Heather posted, we've been thinking about what Kotlowitz describes as "Chicago's lure and its beauty: its ability to take what was and figure out what could be..."
Chicago is not without its problems. We've bemoaned the city's ineffective recycling program, and although we have some cool new public housing projects we also have a serious shortage of subsidized housing for those who need it. Kotlowitz knows Chicago's problems well - his most famous book, There Are No Children Here, makes the problems with Chicago public housing very real and present.
Still, despite the city's problems, there is a sense of life that feels like it's reaching a fever pitch right now. Yesterday we found out that Chicago has been short-listed for the 2016 Olympics, and this week our Senator from Hyde Park, Barack Obama, secured the Democratic Nomination for the Presidency. Chicago is in flux, and whether or not we like the direction things are going, we're in the middle of an exciting moment.
We're very lucky to have a job that allows us to write about living in this city. Our schedule is such that we work from home in the mornings and go downtown in the afternoons for our second job.
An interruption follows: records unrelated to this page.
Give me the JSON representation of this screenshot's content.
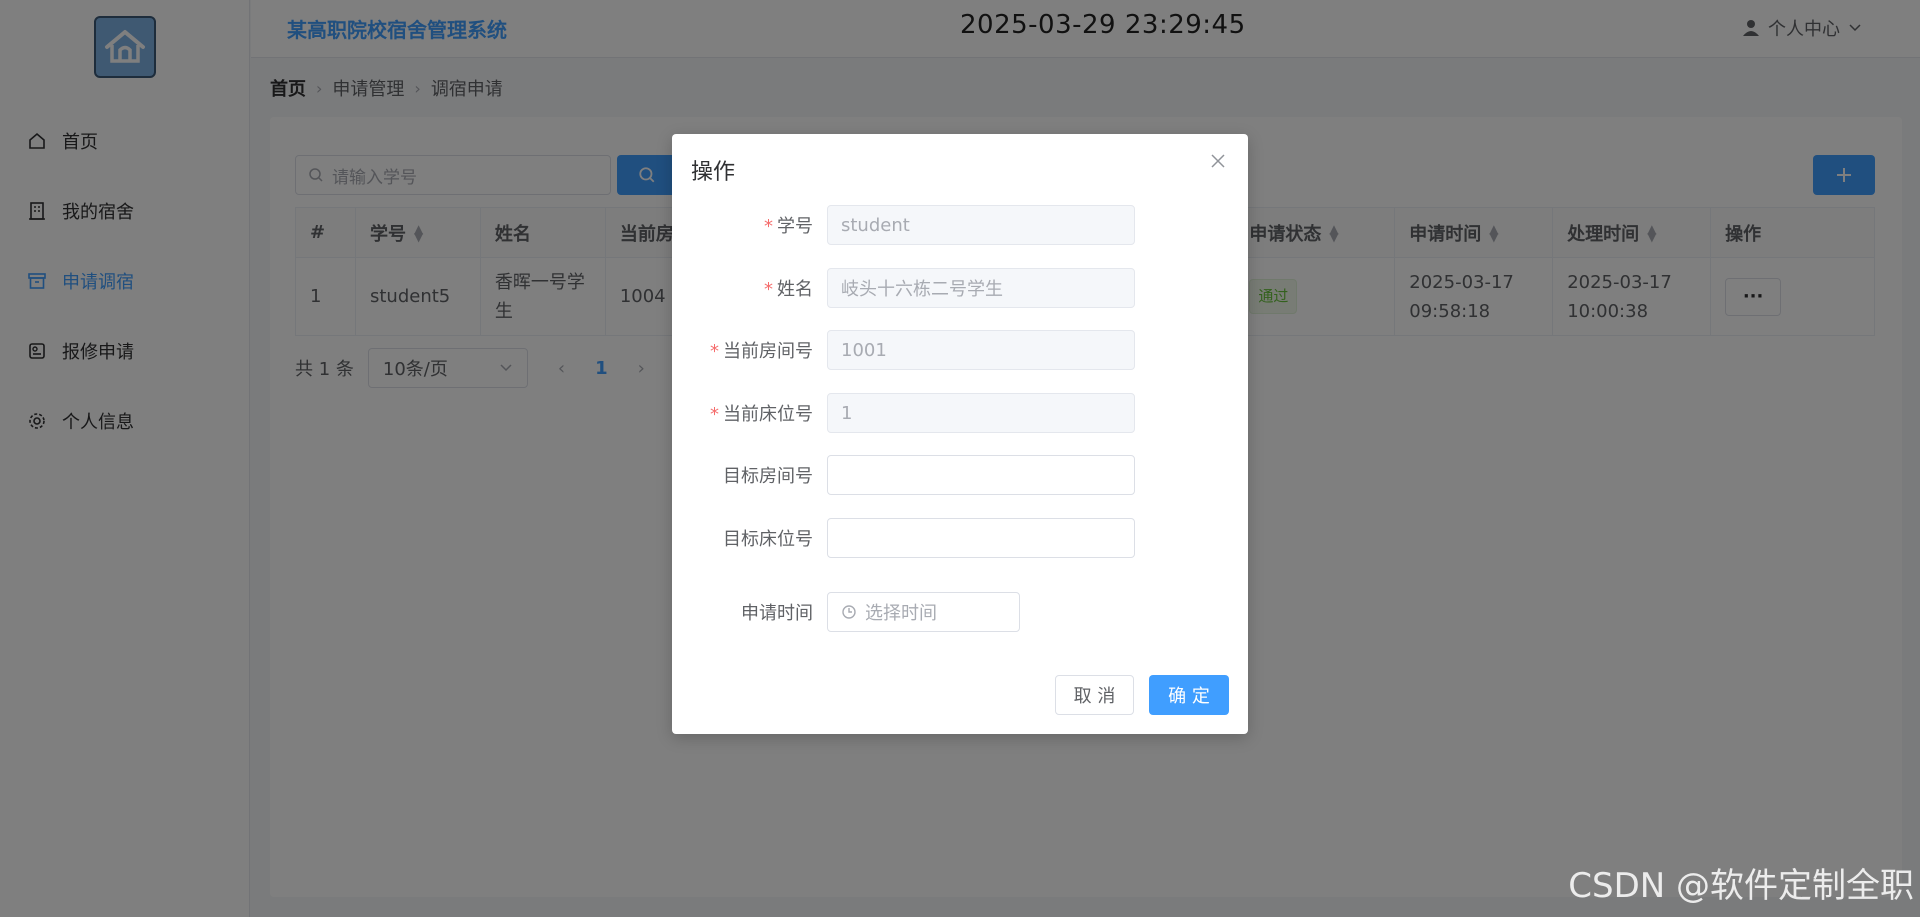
{
  "header": {
    "system_title": "某高职院校宿舍管理系统",
    "clock": "2025-03-29 23:29:45",
    "user_menu": "个人中心"
  },
  "sidebar": {
    "items": [
      {
        "label": "首页",
        "icon": "home-icon"
      },
      {
        "label": "我的宿舍",
        "icon": "building-icon"
      },
      {
        "label": "申请调宿",
        "icon": "archive-icon",
        "active": true
      },
      {
        "label": "报修申请",
        "icon": "repair-icon"
      },
      {
        "label": "个人信息",
        "icon": "gear-icon"
      }
    ]
  },
  "breadcrumb": [
    "首页",
    "申请管理",
    "调宿申请"
  ],
  "search": {
    "placeholder": "请输入学号"
  },
  "table": {
    "columns": [
      "#",
      "学号",
      "姓名",
      "当前房",
      "申请状态",
      "申请时间",
      "处理时间",
      "操作"
    ],
    "rows": [
      {
        "index": "1",
        "student_id": "student5",
        "name": "香晖一号学生",
        "room": "1004",
        "status": "通过",
        "apply_date": "2025-03-17",
        "apply_time": "09:58:18",
        "handle_date": "2025-03-17",
        "handle_time": "10:00:38",
        "action": "···"
      }
    ]
  },
  "pagination": {
    "total": "共 1 条",
    "page_size": "10条/页",
    "current": "1"
  },
  "dialog": {
    "title": "操作",
    "fields": {
      "student_id": {
        "label": "学号",
        "value": "student"
      },
      "name": {
        "label": "姓名",
        "value": "岐头十六栋二号学生"
      },
      "current_room": {
        "label": "当前房间号",
        "value": "1001"
      },
      "current_bed": {
        "label": "当前床位号",
        "value": "1"
      },
      "target_room": {
        "label": "目标房间号",
        "value": ""
      },
      "target_bed": {
        "label": "目标床位号",
        "value": ""
      },
      "apply_time": {
        "label": "申请时间",
        "placeholder": "选择时间"
      }
    },
    "cancel_label": "取 消",
    "ok_label": "确 定"
  },
  "watermark": "CSDN @软件定制全职",
  "colors": {
    "primary": "#409eff",
    "success": "#67c23a",
    "danger": "#f56c6c"
  }
}
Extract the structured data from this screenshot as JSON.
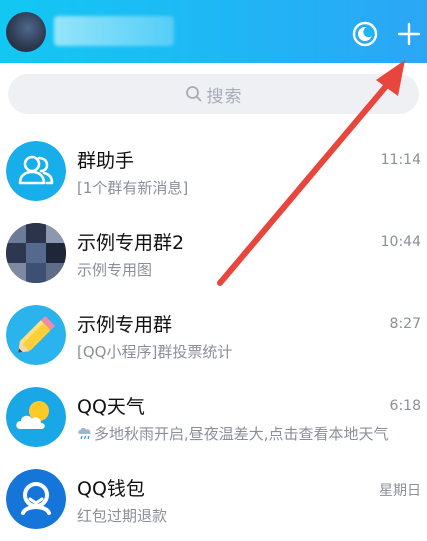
{
  "header": {
    "avatar": "user-avatar",
    "nickname": "",
    "icons": [
      "moon-icon",
      "plus-icon"
    ]
  },
  "search": {
    "placeholder": "搜索",
    "icon": "search-icon"
  },
  "conversations": [
    {
      "title": "群助手",
      "subtitle": "[1个群有新消息]",
      "time": "11:14",
      "icon": "group-assistant-icon"
    },
    {
      "title": "示例专用群2",
      "subtitle": "示例专用图",
      "time": "10:44",
      "icon": "group-avatar"
    },
    {
      "title": "示例专用群",
      "subtitle": "[QQ小程序]群投票统计",
      "time": "8:27",
      "icon": "pencil-icon"
    },
    {
      "title": "QQ天气",
      "subtitle": "多地秋雨开启,昼夜温差大,点击查看本地天气",
      "time": "6:18",
      "icon": "weather-icon"
    },
    {
      "title": "QQ钱包",
      "subtitle": "红包过期退款",
      "time": "星期日",
      "icon": "wallet-icon"
    }
  ],
  "colors": {
    "header": "#21b4f5",
    "accent_blue": "#16a8f2",
    "arrow": "#e8453c"
  }
}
Every day, our route from the bus takes us through some of Chicago's most spectacular spots, and we get to see the city moving, breathing, and changing.
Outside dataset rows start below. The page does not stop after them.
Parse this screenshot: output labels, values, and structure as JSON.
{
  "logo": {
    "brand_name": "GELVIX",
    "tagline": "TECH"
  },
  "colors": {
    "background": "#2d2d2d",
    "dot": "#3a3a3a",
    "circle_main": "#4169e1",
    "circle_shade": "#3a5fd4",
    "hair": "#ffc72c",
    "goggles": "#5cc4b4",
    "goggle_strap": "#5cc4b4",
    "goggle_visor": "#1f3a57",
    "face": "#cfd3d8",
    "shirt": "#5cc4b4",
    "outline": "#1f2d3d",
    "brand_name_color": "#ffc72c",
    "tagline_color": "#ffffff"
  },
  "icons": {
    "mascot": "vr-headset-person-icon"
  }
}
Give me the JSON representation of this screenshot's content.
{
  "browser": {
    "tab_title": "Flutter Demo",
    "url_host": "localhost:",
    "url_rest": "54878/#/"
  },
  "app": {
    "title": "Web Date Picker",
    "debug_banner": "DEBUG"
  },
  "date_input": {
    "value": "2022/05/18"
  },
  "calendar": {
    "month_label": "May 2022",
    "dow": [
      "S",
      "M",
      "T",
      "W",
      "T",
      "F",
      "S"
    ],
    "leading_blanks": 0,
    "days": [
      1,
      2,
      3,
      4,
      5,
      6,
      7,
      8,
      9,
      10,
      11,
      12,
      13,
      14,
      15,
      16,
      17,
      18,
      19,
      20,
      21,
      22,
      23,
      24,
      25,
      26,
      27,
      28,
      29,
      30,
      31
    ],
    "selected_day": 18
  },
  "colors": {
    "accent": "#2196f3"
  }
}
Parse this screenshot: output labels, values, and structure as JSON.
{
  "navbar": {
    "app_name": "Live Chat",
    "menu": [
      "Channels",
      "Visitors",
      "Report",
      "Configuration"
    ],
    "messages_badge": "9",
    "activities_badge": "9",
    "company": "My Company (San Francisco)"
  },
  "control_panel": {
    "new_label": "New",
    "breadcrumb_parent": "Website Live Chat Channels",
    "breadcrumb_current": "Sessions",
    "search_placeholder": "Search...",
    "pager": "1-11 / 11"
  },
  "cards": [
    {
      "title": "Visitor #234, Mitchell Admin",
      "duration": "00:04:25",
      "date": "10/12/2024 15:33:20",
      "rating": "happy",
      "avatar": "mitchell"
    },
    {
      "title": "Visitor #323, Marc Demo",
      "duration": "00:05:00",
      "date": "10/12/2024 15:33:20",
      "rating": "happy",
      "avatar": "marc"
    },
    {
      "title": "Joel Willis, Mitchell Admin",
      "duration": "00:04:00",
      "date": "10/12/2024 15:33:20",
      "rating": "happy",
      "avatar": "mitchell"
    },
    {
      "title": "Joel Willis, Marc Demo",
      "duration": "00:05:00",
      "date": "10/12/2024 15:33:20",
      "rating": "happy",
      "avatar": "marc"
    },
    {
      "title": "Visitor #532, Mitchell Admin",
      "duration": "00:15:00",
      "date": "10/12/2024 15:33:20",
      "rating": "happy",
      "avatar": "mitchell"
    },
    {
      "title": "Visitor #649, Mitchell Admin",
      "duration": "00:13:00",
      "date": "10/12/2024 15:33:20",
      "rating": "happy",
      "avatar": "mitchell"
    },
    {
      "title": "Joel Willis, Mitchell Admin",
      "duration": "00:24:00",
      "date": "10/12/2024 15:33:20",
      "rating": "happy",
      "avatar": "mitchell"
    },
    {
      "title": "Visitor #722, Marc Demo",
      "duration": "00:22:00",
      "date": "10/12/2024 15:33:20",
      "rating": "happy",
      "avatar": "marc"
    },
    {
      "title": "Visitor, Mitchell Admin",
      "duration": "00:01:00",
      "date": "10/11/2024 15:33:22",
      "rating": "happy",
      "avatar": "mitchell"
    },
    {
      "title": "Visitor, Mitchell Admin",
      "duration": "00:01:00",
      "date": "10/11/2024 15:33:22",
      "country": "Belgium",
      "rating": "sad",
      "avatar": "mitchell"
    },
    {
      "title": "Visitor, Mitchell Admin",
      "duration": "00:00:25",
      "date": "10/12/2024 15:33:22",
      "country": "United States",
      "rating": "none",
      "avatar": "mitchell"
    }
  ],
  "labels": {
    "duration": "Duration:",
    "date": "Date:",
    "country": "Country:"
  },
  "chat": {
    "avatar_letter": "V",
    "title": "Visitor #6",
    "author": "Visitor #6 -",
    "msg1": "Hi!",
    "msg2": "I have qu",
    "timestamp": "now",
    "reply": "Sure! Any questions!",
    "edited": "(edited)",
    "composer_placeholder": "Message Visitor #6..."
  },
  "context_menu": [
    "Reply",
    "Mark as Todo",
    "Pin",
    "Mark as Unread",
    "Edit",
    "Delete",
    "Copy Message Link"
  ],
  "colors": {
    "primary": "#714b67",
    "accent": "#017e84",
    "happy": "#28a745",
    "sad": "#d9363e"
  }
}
Sometimes we take a moment just to look, although we've seen these places hundreds of times before. Chicago has some of the world's best modern architecture (okay, maybe not the Trump Tower...but at least it's not gold). It's hard not to feel some sort of awe when you're walking across the Chicago River. Everything around you seems monumental in scale and very much alive.